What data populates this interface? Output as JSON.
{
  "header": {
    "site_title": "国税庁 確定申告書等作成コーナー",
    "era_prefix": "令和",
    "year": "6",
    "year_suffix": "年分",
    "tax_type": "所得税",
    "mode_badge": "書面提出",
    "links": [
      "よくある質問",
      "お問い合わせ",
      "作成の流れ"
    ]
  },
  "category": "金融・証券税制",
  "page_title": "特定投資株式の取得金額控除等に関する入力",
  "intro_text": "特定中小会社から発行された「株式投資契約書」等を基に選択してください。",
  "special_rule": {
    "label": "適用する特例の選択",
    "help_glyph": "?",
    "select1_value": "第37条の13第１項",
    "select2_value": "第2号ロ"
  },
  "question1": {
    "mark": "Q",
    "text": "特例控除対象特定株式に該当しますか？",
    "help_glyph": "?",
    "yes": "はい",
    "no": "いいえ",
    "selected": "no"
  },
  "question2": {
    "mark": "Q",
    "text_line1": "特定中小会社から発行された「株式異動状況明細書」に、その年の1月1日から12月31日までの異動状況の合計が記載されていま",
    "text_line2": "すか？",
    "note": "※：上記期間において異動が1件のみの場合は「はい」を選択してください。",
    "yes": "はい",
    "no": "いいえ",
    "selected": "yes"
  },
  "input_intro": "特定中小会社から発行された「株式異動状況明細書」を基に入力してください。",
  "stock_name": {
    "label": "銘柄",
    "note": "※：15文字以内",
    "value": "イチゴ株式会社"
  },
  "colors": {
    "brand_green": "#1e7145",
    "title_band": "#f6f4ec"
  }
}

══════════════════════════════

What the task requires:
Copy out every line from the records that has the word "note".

Solved exercise:
    "note": "※：上記期間において異動が1件のみの場合は「はい」を選択してください。",
    "note": "※：15文字以内",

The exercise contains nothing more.